WHAT NEEDS TO BE DONE: Among the records below, find each line bearing the word "this" and copy it.

RECORDS:

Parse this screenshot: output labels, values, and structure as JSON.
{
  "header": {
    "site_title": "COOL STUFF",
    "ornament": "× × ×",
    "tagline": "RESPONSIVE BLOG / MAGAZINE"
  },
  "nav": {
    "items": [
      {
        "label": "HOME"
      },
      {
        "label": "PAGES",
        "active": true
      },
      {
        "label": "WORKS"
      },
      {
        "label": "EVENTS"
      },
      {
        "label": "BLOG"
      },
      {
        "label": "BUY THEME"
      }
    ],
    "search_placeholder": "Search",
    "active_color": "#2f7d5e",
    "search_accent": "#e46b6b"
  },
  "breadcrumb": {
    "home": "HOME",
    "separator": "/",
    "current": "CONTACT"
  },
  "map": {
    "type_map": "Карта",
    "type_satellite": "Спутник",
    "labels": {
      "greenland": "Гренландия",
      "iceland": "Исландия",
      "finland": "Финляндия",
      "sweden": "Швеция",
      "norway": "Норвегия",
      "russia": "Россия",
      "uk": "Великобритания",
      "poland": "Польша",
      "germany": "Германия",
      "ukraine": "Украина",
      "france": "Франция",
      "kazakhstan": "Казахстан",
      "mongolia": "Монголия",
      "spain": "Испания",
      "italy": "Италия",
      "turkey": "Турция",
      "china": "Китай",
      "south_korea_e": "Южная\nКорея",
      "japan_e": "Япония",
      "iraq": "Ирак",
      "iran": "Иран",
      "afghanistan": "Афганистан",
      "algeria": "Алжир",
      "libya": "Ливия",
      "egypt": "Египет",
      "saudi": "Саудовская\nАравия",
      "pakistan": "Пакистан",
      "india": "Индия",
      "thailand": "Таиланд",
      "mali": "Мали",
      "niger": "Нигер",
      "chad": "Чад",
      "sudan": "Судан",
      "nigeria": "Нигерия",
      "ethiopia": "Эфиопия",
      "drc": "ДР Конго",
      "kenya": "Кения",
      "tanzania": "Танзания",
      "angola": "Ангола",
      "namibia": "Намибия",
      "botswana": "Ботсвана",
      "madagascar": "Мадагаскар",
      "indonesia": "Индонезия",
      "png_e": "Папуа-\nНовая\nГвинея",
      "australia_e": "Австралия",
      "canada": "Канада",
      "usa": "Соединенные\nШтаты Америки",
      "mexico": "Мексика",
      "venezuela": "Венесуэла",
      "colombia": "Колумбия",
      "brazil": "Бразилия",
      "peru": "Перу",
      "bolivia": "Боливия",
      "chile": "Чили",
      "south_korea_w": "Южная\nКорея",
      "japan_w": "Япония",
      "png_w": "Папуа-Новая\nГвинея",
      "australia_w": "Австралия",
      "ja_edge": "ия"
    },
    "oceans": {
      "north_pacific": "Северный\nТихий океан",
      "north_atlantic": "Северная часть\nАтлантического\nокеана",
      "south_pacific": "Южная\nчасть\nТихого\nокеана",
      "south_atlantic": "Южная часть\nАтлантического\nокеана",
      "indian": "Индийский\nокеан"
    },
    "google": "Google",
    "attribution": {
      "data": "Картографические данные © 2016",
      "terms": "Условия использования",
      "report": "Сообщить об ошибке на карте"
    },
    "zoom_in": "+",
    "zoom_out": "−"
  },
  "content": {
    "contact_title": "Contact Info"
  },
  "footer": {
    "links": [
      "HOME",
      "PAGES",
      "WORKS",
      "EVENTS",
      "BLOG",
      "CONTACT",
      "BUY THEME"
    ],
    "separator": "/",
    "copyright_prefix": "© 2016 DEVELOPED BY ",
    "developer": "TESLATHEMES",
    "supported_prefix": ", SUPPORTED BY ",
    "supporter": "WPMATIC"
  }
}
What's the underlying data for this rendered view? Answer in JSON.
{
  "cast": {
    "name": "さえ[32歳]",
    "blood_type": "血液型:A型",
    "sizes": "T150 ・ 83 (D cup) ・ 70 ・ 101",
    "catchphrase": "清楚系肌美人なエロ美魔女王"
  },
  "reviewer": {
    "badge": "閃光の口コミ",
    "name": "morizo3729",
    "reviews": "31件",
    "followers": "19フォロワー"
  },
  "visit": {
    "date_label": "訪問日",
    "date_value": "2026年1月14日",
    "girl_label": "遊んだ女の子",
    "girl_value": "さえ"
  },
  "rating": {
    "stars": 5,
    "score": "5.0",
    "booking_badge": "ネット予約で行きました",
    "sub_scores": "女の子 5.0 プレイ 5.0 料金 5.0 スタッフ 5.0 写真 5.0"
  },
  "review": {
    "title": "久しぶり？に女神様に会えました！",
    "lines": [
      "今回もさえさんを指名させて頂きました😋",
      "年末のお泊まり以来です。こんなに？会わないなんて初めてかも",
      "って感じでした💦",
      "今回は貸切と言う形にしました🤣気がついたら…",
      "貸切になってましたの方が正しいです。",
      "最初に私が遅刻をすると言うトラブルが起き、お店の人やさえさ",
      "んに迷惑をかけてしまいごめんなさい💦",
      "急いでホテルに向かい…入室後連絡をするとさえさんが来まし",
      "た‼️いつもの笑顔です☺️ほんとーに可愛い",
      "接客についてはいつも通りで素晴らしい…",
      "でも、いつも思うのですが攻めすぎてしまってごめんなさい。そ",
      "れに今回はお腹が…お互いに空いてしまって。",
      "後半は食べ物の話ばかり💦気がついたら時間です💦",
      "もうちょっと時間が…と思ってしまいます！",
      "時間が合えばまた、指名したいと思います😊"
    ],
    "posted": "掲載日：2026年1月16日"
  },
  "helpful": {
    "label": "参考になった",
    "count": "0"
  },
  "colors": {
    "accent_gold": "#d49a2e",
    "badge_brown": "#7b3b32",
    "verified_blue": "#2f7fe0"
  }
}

ANSWER SECTION:
Parse this screenshot: output labels, values, and structure as JSON.
What's the underlying data for this rendered view? Answer in JSON.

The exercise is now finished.